I read it a few weeks ago and I still find myself recalling passages so vividly that I’ll never see a pink hair ribbon again in quite the same way. I’d read her fictional book The Lovely Bones, and enjoyed it and I have been meaning to check out Almost Moon… But Lucky I picked up on impulse. Rape is a serious topic and stirred many negative remembrances. (My perpetrator was not caught…) I scour the library for memoir every week, new and old, and often I’m affected. That’s the point of my reading it after all. When I receive feedback from my own memoir (Under The Banana Moon) it is always smile worthy.
It isn’t every day that someone you went to school with not only reads your book, but takes time out to give you feedback. Here it is:
…Just thumbing through the book I noticed a concept with which I don’t agree: the idea of “neurotypical” vs. “aspie”.
Neurological and behavioral variations in people arise from chance, too, and can be incredibly adaptive. The arrogance of a prominent surgeon may cause her to be labeled as “narcissistic”, but her associated, deep fear of failure and ridicule result in her ability to keep her patients alive in the operating room. In this day and age where information is recognized as a commodity of supreme importance,
“I knew an autistic boy, 8 years old, and very small for his age. He loved taking a flashlight and going into a closet, where he could stay for hours, turning it on and off…His other hobbies were climbing and taking things apart.
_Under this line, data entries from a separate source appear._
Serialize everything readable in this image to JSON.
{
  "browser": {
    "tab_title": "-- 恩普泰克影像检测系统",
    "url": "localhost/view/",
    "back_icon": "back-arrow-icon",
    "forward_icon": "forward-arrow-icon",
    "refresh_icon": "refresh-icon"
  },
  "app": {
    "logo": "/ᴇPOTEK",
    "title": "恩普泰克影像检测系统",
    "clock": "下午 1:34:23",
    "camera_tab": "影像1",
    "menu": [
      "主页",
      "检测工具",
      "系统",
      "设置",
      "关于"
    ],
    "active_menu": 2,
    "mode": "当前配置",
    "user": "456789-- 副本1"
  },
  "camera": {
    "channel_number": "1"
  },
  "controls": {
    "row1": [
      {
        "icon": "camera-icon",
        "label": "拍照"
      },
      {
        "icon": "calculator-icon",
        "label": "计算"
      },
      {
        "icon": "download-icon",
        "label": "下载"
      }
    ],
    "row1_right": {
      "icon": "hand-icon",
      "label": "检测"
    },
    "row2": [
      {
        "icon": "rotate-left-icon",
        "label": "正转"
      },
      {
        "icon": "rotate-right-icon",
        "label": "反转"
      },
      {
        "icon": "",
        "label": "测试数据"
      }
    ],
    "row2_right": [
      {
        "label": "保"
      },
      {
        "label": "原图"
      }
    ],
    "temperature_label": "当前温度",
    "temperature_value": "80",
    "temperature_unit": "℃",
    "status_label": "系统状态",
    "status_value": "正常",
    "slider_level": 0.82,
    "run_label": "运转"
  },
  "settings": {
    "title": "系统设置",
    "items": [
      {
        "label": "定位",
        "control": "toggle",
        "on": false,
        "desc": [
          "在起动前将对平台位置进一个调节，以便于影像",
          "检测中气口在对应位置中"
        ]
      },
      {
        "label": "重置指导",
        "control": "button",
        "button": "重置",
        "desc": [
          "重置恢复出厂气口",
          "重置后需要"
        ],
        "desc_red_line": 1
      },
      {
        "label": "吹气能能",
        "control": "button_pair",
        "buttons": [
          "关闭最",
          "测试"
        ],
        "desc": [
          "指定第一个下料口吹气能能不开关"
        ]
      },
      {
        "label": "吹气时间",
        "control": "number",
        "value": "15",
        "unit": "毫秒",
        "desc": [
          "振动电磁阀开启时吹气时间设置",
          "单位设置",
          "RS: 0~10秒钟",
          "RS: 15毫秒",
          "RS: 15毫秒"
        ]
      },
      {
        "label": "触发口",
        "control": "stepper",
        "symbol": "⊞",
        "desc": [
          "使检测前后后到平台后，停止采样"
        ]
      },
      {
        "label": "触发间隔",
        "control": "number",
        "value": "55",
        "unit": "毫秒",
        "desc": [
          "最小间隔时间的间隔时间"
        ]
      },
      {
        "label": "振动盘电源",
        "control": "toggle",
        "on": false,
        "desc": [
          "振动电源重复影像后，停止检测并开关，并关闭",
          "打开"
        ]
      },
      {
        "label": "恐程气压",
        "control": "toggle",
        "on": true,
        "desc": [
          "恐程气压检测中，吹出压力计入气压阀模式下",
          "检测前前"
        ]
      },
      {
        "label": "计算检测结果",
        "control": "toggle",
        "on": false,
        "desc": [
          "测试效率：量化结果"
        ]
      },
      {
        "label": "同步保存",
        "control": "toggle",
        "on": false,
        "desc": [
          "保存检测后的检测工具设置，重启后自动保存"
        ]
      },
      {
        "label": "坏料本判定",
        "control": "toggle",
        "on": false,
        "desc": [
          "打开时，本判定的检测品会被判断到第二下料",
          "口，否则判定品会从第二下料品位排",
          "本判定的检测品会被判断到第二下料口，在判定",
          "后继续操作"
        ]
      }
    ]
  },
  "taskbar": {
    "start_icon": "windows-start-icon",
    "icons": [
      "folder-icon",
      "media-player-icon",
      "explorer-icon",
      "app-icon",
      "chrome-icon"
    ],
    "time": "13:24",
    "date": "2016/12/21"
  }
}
He could climb up on my kitchen counter, up onto the cabinets, and if I didn’t catch him in time, could figure out how to remove the screws with his bare hands resulting in the cabinets being dismantled piece by piece. His mother and me would spend time just imagining what could have been going on in his mind! I don’t have contact with her anymore, but after I read this book I’m going to Waterbury to try to find her, so she can read it, and undoubtedly be encouraged by the knowledge that her son’s inner life may be as wonderful as yours.”
It’s been a few years since the book came out. About two years without being a runaway best seller (how do the quiet speak loudly about their successes?) I COMPLETELY agree with you about the neurotypical and autistic landscape. For lack of a better description I used the common term: neurotypical. Is anyone neurotypical? I prefer “neurodiverse.” In many an autistic circle I “made waves” by rejecting the NT versus AC mindset. People can get very “us versus them.” And I don’t like that. END QUOTE
So that’s it blog readers, in a nutshell. To be told I have a rich and varied thought life is indeed a compliment and no surprise to folks who read my blogs on a regular basis. Being perceived as mysterious by my peers is very interesting. I love honest feedback. If you have read my book, please visit my facebook author page or amazon site and leave some feedback. It was never the Aspergers which lassoed my vocal cords; it was the double whammy of having the comorbid selective mutism. I can’t wait until a certain book on that topic (published by Jessica Kingsley) comes out on that very topic. It is a topic dear to me. Like Alice, I can hope I handle my woes with humor. I leave you with shade balls, because the phrase is so whimsical sounding and the concept so brilliant!
I really need the LIKES on my author page found here! https://www.facebook.com/underthebananamoon